TASK DETAILS = Please repeat the entries word for word and keep the images out.

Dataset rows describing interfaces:
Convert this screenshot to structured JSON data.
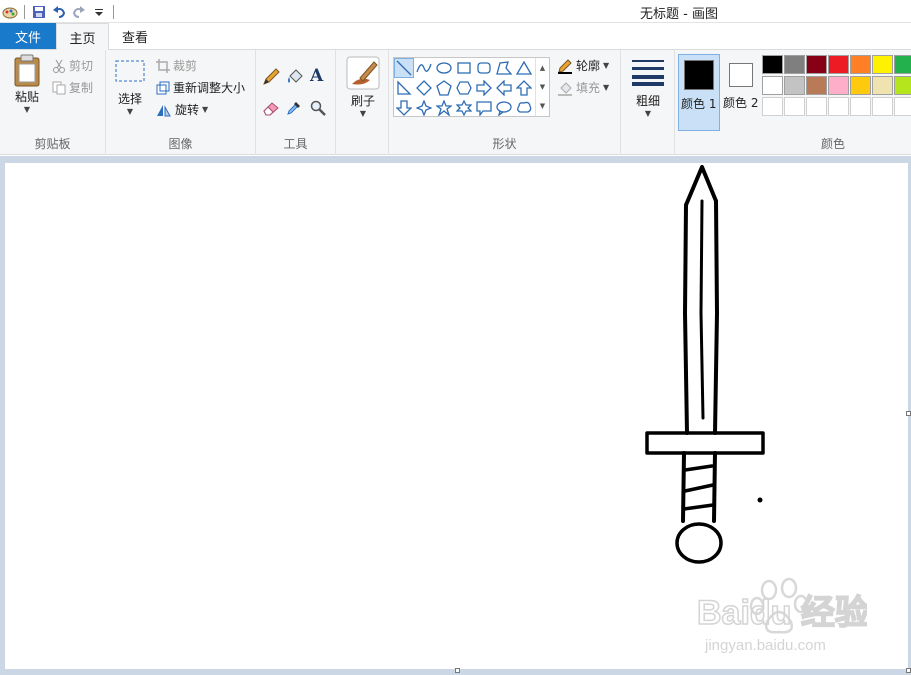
{
  "window": {
    "title": "无标题 - 画图"
  },
  "tabs": {
    "file": "文件",
    "home": "主页",
    "view": "查看"
  },
  "clipboard": {
    "paste": "粘贴",
    "cut": "剪切",
    "copy": "复制",
    "group_label": "剪贴板"
  },
  "image": {
    "select": "选择",
    "crop": "裁剪",
    "resize": "重新调整大小",
    "rotate": "旋转",
    "group_label": "图像"
  },
  "tools": {
    "group_label": "工具"
  },
  "brushes": {
    "label": "刷子"
  },
  "shapes": {
    "outline": "轮廓",
    "fill": "填充",
    "group_label": "形状"
  },
  "size": {
    "label": "粗细"
  },
  "colors": {
    "color1_label": "颜色 1",
    "color2_label": "颜色 2",
    "group_label": "颜色",
    "color1": "#000000",
    "color2": "#ffffff",
    "palette_row1": [
      "#000000",
      "#7f7f7f",
      "#880015",
      "#ed1c24",
      "#ff7f27",
      "#fff200",
      "#22b14c"
    ],
    "palette_row2": [
      "#ffffff",
      "#c3c3c3",
      "#b97a57",
      "#ffaec9",
      "#ffc90e",
      "#efe4b0",
      "#b5e61d"
    ]
  },
  "watermark": {
    "brand": "Baidu 经验",
    "url": "jingyan.baidu.com"
  }
}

TASK SOLUTION =
Convert this screenshot to structured JSON data.
{
  "window": {
    "title": "无标题 - 画图"
  },
  "tabs": {
    "file": "文件",
    "home": "主页",
    "view": "查看"
  },
  "clipboard": {
    "paste": "粘贴",
    "cut": "剪切",
    "copy": "复制",
    "group_label": "剪贴板"
  },
  "image": {
    "select": "选择",
    "crop": "裁剪",
    "resize": "重新调整大小",
    "rotate": "旋转",
    "group_label": "图像"
  },
  "tools": {
    "group_label": "工具"
  },
  "brushes": {
    "label": "刷子"
  },
  "shapes": {
    "outline": "轮廓",
    "fill": "填充",
    "group_label": "形状"
  },
  "size": {
    "label": "粗细"
  },
  "colors": {
    "color1_label": "颜色 1",
    "color2_label": "颜色 2",
    "group_label": "颜色",
    "color1": "#000000",
    "color2": "#ffffff",
    "palette_row1": [
      "#000000",
      "#7f7f7f",
      "#880015",
      "#ed1c24",
      "#ff7f27",
      "#fff200",
      "#22b14c"
    ],
    "palette_row2": [
      "#ffffff",
      "#c3c3c3",
      "#b97a57",
      "#ffaec9",
      "#ffc90e",
      "#efe4b0",
      "#b5e61d"
    ]
  },
  "watermark": {
    "brand": "Baidu 经验",
    "url": "jingyan.baidu.com"
  }
}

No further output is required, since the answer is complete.